In other words, the Pelicans have to do the Lakers a favor by waiting a month from the start of free agency (June 30) to make the trade official. In doing so, the Pelicans would gain $5 million in cap room on their end, but is that enough incentive to pave the way for the Lakers to sign a third superstar with max money? It’s fair to assume this was discussed and agreed upon, one way or the other, prior to the deal being made. 

If the Lakers do end up with enough money to sign a max free agent to put next to LeBron and Davis — whether it’s Walker or, say, a LeBron reunion with Kyrie — then, and only then, does this team become a legitimate title favorite. Beyond that, Pelinka will have to fill out the roster in a much smarter way than he and Magic Johnson did in the wake of signing LeBron, and he won’t have many resources to do it with all the money spent up. 

This is where Pelinka will earn his money. The Lakers’ name and location landed them LeBron. Rich Paul and LeBron landed them Davis. Pelinka will have to do his work on the margins, signing shooters, switchable defenders, players who “fit” a team that is still largely undeveloped. 

Along these “fit” lines, the fact that the Lakers kept Kyle Kuzma is no small thing. He’s not the best player of the former young Lakers’ core (I think Lonzo and Ingram are both better, and maybe even Hart), but he probably fits the best next to LeBron as a capable and confident shooter with microwavable scoring abilities, and more importantly, as a willing and instinctual cutter and improvisational player who can provide offense without creating it. We saw Kuzma really mesh with LeBron as a cutter last year. 

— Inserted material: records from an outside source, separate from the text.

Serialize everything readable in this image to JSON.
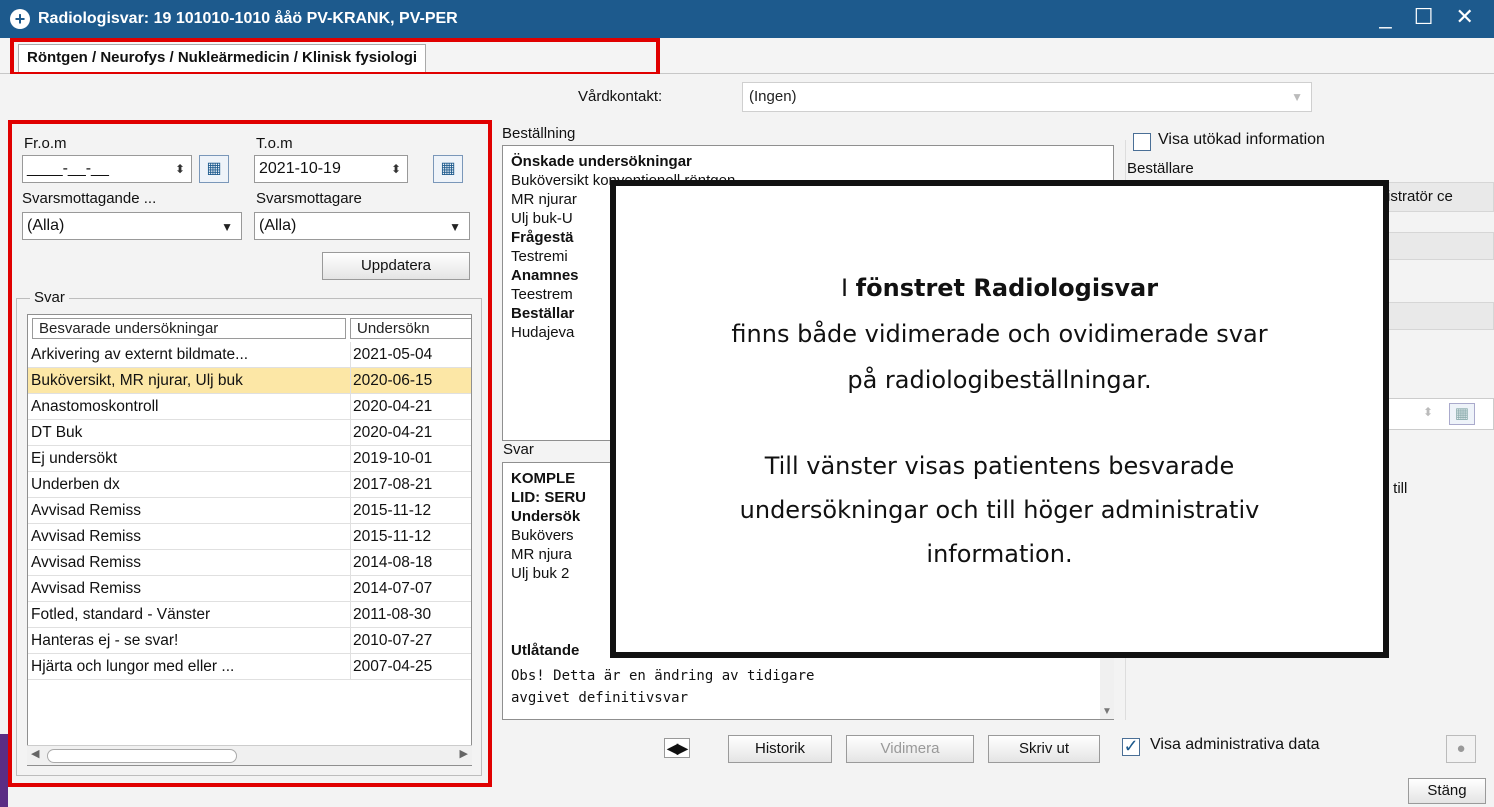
{
  "window": {
    "title": "Radiologisvar: 19 101010-1010 ååö PV-KRANK, PV-PER",
    "icon": "plus-cross-icon",
    "controls": "_ ☐ ✕"
  },
  "tabs": [
    {
      "label": "Röntgen / Neurofys / Nukleärmedicin / Klinisk fysiologi",
      "selected": true
    }
  ],
  "vardkontakt": {
    "label": "Vårdkontakt:",
    "value": "(Ingen)"
  },
  "filters": {
    "from_label": "Fr.o.m",
    "from_value": "____-__-__",
    "to_label": "T.o.m",
    "to_value": "2021-10-19",
    "recv_unit_label": "Svarsmottagande ...",
    "recv_unit_value": "(Alla)",
    "recv_label": "Svarsmottagare",
    "recv_value": "(Alla)",
    "update_button": "Uppdatera"
  },
  "svar_group": {
    "legend": "Svar",
    "columns": [
      "Besvarade undersökningar",
      "Undersökn"
    ],
    "rows": [
      {
        "name": "Arkivering av externt bildmate...",
        "date": "2021-05-04",
        "selected": false
      },
      {
        "name": "Buköversikt, MR njurar, Ulj buk",
        "date": "2020-06-15",
        "selected": true
      },
      {
        "name": "Anastomoskontroll",
        "date": "2020-04-21",
        "selected": false
      },
      {
        "name": "DT Buk",
        "date": "2020-04-21",
        "selected": false
      },
      {
        "name": "Ej undersökt",
        "date": "2019-10-01",
        "selected": false
      },
      {
        "name": "Underben dx",
        "date": "2017-08-21",
        "selected": false
      },
      {
        "name": "Avvisad Remiss",
        "date": "2015-11-12",
        "selected": false
      },
      {
        "name": "Avvisad Remiss",
        "date": "2015-11-12",
        "selected": false
      },
      {
        "name": "Avvisad Remiss",
        "date": "2014-08-18",
        "selected": false
      },
      {
        "name": "Avvisad Remiss",
        "date": "2014-07-07",
        "selected": false
      },
      {
        "name": "Fotled, standard - Vänster",
        "date": "2011-08-30",
        "selected": false
      },
      {
        "name": "Hanteras ej - se svar!",
        "date": "2010-07-27",
        "selected": false
      },
      {
        "name": "Hjärta och lungor  med eller ...",
        "date": "2007-04-25",
        "selected": false
      }
    ]
  },
  "bestallning": {
    "label": "Beställning",
    "lines": [
      {
        "text": "Önskade undersökningar",
        "bold": true
      },
      {
        "text": "Buköversikt konventionell röntgen",
        "bold": false
      },
      {
        "text": "MR njurar",
        "bold": false
      },
      {
        "text": "Ulj buk-U",
        "bold": false
      },
      {
        "text": "Frågestä",
        "bold": true
      },
      {
        "text": "Testremi",
        "bold": false
      },
      {
        "text": "Anamnes",
        "bold": true
      },
      {
        "text": "Teestrem",
        "bold": false
      },
      {
        "text": "Beställar",
        "bold": true
      },
      {
        "text": "Hudajeva",
        "bold": false
      }
    ]
  },
  "svar_text": {
    "label": "Svar",
    "lines": [
      {
        "text": "KOMPLE",
        "bold": true
      },
      {
        "text": "LID: SERU",
        "bold": true
      },
      {
        "text": "Undersök",
        "bold": true
      },
      {
        "text": "Bukövers",
        "bold": false
      },
      {
        "text": "MR njura",
        "bold": false
      },
      {
        "text": "Ulj buk 2",
        "bold": false
      }
    ],
    "utlatande_label": "Utlåtande",
    "mono_lines": [
      "Obs! Detta är en ändring av tidigare",
      "avgivet definitivsvar"
    ]
  },
  "admin": {
    "visa_utokad_label": "Visa utökad information",
    "bestallare_label": "Beställare",
    "partial_text_1": "istratör ce",
    "partial_text_2": "r till"
  },
  "toolbar": {
    "nav_arrows": "◀▶",
    "historik": "Historik",
    "vidimera": "Vidimera",
    "skriv_ut": "Skriv ut",
    "visa_admin_label": "Visa administrativa data",
    "visa_admin_checked": true,
    "stang": "Stäng"
  },
  "callout": {
    "line1_prefix": "I ",
    "line1_bold": "fönstret Radiologisvar",
    "line2": "finns både vidimerade och ovidimerade svar",
    "line3": "på radiologibeställningar.",
    "line4": "Till vänster visas patientens besvarade",
    "line5": "undersökningar och till höger administrativ",
    "line6": "information."
  },
  "colors": {
    "titlebar": "#1d5a8d",
    "highlight_red": "#e00000",
    "selected_row": "#fce7a6"
  }
}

Again, you’re going to see rave Lakers reviews for this trade on name value alone. But slow down. We have to see what they do from here. Remember, there was a time when Carmelo Anthony forced the Knicks to trade basically all their depth and most of their future when he could’ve just gone to them a few months later as a free agent. This isn’t exactly the same. Davis would have to wait a full year to go to the Lakers as a free agent next summer, and LeBron is in place whereas the Knicks had nothing left to put alongside Anthony. 

Still, until we see the Lakers do something big with whatever cap space they end up having, it’s just Davis and LeBron, and the latter of those two only has two guaranteed years left in Los Angeles. After that, Davis could be left alone on a team that he forced to give up everything to get him. I don’t think that’s going to happen. But it could. And it’s the job of everyone in the Lakers’ organization to not let it.